After missing most of the season with a nerve problem (I can relate!) Eickhoff will make his first start of the year. Hopefully, Eick can show that the injury is behind him, and he can live up to the promise he showed back in 2016.
Folty is making a tune-up start before the NLDS where he will likely be the Braves starter in game one. We’ll see if he can live up to the grand tradition of Braves starters having strong regular seasons, and then coming up small in the playoffs.
Saturday: Aaron Nola vs. Anibal Sanchez
I kind of wish that Aaron Nola wasn’t making this start. Sure, he might provide the Phillies their only chance of winning another game in 2018, but after his amazing season, I really don’t want to see him get further sullied by the team’s awfulness.
After three straight seasons of ERAs over 4.99, naturally Sanchez comes to the Braves and has his best season in five years. He’ll probably go back to being bad next year, but that is little consolation at this point in time.
Sunday: Ranger Suarez vs. Kevin Gausman
Suarez will be making his third start of the season for the Phillies, and the first two didn’t go very well. “Ranger Rick” might have a future in a big league rotation, but it’s clear that he still has some work to do.
Gausman hasn’t been especially good this month (4.37 ERA) but the Braves have won three of his four starts because of course they have. He pitched decently against the Phillies last week, but because the Braves were teeing off on the Phillies’ staff, decently was more than good enough.
A Final Farewell to Asdrubal Cabrera
The Phillies’ record on July 27 when they traded for Asdrubal Cabrera was 58-45. Since that day they’ve gone 20-35. The Mets were 43-58 when they unloaded the veteran infielder. They’ve put up a 31-26 record since then.
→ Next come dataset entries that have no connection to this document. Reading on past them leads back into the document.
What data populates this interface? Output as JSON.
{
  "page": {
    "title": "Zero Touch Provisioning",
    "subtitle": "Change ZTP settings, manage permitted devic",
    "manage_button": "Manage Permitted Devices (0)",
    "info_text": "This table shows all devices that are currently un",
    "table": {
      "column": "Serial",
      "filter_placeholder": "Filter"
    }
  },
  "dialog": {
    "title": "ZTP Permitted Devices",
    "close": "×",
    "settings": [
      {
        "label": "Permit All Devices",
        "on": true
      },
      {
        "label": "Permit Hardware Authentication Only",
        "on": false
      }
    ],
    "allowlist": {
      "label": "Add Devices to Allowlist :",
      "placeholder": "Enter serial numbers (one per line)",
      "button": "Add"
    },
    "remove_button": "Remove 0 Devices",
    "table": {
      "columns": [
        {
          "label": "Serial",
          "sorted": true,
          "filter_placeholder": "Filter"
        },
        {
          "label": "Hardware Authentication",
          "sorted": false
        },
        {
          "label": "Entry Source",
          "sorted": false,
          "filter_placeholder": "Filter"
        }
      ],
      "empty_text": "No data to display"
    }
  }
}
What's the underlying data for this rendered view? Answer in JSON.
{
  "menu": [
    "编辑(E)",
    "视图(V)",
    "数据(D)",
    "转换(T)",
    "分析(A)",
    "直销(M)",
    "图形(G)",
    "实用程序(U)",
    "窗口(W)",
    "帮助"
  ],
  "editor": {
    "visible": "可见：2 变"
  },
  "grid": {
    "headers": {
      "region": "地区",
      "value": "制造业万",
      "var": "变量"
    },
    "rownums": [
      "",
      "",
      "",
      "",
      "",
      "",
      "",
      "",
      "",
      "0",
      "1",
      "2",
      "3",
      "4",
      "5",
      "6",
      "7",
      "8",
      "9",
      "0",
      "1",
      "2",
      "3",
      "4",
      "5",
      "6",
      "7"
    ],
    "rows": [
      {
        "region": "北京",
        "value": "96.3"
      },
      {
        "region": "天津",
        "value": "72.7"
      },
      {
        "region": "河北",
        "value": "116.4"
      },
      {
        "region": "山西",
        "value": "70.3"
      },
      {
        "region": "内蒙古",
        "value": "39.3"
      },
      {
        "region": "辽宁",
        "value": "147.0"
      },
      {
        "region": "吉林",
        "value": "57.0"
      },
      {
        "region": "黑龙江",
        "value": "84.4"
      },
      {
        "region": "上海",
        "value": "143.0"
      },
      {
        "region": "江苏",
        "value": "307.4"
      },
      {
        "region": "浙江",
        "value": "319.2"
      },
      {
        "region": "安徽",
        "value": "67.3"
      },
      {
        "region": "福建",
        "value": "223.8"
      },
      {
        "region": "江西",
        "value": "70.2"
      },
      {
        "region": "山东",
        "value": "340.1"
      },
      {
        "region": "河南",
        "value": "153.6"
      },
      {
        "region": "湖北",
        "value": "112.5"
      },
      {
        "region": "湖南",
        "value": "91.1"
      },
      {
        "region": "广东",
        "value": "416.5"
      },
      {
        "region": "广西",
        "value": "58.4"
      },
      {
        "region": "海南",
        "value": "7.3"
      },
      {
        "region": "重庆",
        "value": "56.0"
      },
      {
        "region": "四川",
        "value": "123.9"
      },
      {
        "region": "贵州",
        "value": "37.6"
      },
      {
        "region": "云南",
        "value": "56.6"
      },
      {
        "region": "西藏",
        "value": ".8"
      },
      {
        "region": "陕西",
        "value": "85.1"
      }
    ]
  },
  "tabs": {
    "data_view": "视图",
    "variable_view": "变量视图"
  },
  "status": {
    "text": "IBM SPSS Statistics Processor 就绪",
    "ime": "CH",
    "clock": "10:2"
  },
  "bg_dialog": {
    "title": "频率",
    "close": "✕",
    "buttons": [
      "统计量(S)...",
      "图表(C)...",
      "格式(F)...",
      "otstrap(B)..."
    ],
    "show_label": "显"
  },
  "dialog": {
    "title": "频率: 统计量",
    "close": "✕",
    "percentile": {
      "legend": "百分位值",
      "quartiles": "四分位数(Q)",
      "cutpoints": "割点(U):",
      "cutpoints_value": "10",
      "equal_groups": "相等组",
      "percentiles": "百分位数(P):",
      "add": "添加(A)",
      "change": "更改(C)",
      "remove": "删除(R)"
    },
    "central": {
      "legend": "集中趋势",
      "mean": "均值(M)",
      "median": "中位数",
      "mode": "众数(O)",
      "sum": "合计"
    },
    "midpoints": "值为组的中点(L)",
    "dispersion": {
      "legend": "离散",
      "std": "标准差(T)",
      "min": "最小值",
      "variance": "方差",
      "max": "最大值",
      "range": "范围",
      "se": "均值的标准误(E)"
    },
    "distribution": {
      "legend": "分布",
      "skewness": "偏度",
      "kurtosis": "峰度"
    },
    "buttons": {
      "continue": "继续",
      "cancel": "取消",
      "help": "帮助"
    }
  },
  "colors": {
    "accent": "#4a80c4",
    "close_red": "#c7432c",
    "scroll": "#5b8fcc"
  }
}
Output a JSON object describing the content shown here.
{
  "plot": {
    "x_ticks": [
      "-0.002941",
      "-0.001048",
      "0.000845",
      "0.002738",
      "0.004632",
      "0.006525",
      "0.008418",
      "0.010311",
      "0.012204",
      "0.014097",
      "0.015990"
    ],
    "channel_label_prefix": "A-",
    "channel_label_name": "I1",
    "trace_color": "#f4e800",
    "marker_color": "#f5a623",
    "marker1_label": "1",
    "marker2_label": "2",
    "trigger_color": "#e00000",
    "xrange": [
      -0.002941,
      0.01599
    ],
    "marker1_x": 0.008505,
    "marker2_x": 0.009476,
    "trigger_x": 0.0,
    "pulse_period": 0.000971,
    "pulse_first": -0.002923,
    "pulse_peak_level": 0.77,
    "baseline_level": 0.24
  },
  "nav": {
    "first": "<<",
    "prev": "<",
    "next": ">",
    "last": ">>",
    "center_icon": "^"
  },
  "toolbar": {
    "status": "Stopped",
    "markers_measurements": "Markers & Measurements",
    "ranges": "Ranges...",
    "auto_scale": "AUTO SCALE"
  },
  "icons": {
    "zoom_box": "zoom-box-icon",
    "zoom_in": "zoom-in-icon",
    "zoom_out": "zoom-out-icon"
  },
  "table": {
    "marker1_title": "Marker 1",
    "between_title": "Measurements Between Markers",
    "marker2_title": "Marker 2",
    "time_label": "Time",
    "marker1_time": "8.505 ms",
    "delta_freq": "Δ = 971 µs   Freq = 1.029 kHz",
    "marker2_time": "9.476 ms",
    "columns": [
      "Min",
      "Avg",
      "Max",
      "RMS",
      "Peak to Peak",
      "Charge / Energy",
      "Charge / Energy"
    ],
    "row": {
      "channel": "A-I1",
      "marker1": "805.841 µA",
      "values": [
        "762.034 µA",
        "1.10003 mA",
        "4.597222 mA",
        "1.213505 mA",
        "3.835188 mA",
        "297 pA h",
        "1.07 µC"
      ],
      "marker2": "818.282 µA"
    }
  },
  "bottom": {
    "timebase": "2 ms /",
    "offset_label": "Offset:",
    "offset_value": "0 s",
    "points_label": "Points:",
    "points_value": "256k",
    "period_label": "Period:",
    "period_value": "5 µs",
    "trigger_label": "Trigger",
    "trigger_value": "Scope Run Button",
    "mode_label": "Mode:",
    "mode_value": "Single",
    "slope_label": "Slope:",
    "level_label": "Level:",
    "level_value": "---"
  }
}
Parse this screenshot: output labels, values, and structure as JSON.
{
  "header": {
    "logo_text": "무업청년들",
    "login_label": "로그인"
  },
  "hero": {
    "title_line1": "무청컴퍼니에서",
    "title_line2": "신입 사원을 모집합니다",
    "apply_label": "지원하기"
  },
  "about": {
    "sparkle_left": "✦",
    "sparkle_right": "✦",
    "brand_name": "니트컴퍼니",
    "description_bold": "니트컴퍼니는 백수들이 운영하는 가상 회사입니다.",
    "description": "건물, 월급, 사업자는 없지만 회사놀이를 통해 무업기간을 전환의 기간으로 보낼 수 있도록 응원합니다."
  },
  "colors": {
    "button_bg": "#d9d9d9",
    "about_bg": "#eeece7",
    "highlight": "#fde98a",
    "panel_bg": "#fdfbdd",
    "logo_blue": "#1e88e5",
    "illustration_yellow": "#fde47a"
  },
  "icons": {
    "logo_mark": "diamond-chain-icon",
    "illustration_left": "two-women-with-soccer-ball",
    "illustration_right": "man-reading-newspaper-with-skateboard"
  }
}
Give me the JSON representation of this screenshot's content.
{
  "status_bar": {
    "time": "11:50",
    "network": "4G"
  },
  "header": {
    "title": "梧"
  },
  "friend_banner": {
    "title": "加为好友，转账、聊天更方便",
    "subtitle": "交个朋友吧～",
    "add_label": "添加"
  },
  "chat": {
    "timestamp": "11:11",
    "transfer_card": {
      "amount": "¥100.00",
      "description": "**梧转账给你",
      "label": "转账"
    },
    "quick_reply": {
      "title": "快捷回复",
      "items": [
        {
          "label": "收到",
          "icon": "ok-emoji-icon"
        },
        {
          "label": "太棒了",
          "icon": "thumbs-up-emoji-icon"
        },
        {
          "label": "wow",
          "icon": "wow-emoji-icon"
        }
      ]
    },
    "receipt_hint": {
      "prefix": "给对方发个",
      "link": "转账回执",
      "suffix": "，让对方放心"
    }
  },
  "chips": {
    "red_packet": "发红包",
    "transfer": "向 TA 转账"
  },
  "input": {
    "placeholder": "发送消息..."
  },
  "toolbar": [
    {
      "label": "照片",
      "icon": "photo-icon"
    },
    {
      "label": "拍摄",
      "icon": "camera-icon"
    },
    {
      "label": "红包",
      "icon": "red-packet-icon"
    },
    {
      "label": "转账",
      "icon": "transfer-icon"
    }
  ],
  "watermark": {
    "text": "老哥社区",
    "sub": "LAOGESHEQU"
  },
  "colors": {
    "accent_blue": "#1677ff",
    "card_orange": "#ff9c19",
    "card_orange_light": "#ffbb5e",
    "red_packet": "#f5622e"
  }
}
It’s the last series of the year, so I’m not going to mince words: Cabrera is cursed, and he’s solely responsible for the Phillies’ poor showing down the stretch.
If they ever want to regain their winning ways, the Phillies should hold some sort of ceremony where they burn Cabrera’s uniform. (And they can burn Mike Lieberthal’s Wall of Fame plaque while they’re at it.) At first, I was going to suggest that they make sure Cabrera is wearing his jersey while they burn it, but I realized that might seem like I’m suggesting murder.
To be clear: I don’t like Cabrera and hold him responsible for the downfall of the Phillies. But that dislike is not so great that I want to see him dead. Please do not murder Asdrubal Cabrera on my behalf. After all, he might sign with the Braves next year and ruin their season.
Where the Heck is Hoby Milner Anyway?
After he ruined the first week of the Phillies’ season, the team sent Milner to the minors, and we all mercifully forgot about him. The Phillies eventually sold him for cash to the Tampa Bay Rays, who called him up for two appearances in July. One of those appearances went well, and one went very poorly.
I’m only scouting the box score here, so I can’t say for sure if the Rays manager gave him enough time to warm up before calling him into the game. I would assume so, but when it comes to Milner, you can never be sure of anything.
Boo This Man
Boo all of the Braves. Every single one of them. Even Jesse Biddle? Especially Jesse Biddle!
Actually, no. Don’t boo Biddle. He’s a good story.
As for the Phillies, there’s a never-ending debate as to whether or not it’s ever okay to boo the home team. Some people say no, but I say the team has lost eight games in a row, and they are 6-18 in the month of September. I think maybe a little bit of booing may be justified.
The Phillies will avoid the season-ending eleven-game losing streak thanks to a strong start by Aaron Nola. But they will manage to lose the other two to finish 1-10. And then, we will finally be free.